━━ Provided records

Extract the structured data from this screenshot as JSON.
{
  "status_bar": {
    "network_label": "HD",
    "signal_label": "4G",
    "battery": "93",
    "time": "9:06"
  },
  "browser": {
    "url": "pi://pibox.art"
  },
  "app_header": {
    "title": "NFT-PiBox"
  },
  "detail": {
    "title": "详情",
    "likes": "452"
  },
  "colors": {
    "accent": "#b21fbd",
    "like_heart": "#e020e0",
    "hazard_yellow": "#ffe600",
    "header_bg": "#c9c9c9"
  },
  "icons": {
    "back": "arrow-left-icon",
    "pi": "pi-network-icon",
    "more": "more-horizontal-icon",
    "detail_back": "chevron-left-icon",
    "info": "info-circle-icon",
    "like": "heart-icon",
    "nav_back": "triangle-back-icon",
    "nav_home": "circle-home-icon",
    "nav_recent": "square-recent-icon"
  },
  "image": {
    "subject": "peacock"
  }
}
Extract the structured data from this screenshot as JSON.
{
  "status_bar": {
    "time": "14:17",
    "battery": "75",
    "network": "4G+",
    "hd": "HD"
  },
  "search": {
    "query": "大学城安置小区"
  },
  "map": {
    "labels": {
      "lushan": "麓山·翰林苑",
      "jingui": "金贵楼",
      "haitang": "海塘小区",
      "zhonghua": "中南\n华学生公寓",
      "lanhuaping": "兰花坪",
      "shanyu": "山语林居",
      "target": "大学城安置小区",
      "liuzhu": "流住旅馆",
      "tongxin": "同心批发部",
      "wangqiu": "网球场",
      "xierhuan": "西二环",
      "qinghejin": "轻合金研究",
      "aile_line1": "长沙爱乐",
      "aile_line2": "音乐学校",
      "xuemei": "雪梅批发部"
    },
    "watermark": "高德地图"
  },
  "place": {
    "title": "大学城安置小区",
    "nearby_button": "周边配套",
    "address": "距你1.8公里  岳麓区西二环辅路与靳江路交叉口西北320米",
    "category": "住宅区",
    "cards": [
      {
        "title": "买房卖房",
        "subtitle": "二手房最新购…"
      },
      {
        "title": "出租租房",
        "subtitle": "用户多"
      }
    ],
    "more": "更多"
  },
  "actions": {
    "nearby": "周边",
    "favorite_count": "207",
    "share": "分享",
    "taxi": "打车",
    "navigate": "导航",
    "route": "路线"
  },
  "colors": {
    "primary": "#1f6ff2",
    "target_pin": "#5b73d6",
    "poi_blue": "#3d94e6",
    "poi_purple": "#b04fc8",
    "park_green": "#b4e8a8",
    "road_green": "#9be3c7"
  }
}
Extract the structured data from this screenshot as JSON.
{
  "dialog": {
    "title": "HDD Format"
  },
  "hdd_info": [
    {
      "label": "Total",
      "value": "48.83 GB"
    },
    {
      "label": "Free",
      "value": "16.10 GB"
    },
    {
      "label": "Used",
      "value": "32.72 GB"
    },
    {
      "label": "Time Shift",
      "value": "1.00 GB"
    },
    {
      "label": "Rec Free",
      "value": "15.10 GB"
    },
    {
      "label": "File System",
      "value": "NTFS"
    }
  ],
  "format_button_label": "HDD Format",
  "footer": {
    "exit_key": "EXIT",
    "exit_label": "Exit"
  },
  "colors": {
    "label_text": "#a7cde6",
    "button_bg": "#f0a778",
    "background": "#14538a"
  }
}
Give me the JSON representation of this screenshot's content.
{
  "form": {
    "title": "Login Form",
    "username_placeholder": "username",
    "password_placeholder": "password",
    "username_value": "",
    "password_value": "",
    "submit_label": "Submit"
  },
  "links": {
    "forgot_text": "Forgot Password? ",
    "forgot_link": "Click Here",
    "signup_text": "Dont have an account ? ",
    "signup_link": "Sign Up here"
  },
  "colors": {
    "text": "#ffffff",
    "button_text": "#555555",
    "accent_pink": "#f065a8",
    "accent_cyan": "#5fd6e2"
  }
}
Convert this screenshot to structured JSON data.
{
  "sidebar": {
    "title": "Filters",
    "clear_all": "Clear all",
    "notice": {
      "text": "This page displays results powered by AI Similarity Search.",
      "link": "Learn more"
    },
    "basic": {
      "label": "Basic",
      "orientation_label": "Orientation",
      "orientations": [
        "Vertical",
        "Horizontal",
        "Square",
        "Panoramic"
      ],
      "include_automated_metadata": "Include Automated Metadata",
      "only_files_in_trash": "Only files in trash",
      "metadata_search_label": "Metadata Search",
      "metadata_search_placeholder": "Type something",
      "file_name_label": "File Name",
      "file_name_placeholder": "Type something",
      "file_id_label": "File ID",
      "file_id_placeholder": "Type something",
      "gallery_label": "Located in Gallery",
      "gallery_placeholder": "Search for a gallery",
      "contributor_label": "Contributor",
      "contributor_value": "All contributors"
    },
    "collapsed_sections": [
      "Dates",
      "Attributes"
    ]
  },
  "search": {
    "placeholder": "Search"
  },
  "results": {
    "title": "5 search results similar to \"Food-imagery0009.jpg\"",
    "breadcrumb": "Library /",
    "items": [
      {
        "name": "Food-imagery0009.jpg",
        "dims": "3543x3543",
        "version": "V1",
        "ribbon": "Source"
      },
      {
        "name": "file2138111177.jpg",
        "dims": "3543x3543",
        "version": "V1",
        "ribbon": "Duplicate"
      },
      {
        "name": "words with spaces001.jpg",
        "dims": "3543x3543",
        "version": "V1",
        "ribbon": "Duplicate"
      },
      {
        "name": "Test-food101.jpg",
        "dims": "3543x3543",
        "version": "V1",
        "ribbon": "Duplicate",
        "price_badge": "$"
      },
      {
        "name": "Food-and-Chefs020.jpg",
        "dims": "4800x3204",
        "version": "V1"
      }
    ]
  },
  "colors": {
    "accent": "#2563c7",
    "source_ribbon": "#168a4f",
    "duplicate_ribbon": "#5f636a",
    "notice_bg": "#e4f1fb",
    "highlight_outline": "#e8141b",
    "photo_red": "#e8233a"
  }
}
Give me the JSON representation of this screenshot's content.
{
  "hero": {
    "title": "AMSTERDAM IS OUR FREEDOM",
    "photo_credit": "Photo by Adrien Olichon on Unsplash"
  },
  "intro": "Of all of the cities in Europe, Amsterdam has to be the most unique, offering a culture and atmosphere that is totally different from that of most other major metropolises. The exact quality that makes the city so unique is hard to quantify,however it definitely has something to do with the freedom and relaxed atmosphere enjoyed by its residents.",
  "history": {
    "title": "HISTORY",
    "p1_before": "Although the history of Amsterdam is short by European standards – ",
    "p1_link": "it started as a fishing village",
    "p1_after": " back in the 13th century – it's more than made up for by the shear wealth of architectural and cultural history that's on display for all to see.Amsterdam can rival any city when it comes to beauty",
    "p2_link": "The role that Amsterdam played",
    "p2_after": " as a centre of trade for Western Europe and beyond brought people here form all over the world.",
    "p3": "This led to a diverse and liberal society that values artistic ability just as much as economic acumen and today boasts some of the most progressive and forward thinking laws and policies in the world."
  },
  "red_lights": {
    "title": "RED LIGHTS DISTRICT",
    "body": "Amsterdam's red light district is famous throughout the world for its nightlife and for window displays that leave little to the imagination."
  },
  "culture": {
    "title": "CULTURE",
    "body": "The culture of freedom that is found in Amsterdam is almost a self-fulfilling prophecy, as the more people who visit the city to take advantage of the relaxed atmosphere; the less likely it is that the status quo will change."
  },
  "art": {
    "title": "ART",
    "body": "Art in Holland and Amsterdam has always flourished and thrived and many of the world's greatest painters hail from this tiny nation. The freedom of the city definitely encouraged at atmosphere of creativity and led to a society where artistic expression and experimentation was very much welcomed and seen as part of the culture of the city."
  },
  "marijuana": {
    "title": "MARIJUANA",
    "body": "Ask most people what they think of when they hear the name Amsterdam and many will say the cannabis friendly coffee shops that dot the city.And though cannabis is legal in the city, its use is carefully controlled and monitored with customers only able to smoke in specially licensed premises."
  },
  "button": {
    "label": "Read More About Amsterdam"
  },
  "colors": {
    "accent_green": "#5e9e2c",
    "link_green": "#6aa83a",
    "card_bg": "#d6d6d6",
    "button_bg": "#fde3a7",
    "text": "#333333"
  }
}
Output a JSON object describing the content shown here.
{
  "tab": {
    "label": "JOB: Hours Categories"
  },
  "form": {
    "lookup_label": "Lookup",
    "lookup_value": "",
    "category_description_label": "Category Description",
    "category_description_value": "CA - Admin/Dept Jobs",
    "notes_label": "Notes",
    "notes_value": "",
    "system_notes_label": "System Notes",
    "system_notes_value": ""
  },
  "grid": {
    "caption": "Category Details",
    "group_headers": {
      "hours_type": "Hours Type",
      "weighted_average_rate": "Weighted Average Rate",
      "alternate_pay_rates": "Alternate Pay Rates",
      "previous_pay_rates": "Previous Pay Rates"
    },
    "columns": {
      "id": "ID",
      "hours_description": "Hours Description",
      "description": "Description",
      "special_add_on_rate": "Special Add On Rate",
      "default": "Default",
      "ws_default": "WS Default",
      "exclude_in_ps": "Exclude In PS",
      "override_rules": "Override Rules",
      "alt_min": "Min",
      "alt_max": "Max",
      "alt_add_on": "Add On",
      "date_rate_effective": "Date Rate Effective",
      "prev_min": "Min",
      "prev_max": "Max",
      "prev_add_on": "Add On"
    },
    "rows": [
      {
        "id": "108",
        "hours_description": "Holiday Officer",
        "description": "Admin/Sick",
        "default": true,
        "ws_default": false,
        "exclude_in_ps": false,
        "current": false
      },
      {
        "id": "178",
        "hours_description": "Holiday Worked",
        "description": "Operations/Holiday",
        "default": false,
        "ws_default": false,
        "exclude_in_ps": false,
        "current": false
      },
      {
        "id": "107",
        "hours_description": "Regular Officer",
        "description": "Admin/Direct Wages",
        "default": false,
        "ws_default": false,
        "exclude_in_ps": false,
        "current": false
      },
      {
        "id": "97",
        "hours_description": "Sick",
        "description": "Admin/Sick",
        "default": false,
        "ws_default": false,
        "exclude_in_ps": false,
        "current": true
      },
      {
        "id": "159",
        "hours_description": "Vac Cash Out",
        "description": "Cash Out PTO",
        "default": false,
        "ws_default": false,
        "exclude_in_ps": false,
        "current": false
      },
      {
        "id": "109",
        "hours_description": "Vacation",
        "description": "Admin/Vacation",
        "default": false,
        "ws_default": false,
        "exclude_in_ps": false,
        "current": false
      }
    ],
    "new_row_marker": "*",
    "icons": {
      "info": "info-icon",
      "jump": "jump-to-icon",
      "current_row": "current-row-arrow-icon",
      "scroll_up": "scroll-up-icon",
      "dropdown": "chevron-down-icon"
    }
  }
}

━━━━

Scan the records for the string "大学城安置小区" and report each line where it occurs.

▸ **Result for this exercise**:
    "query": "大学城安置小区"
      "target": "大学城安置小区",
    "title": "大学城安置小区",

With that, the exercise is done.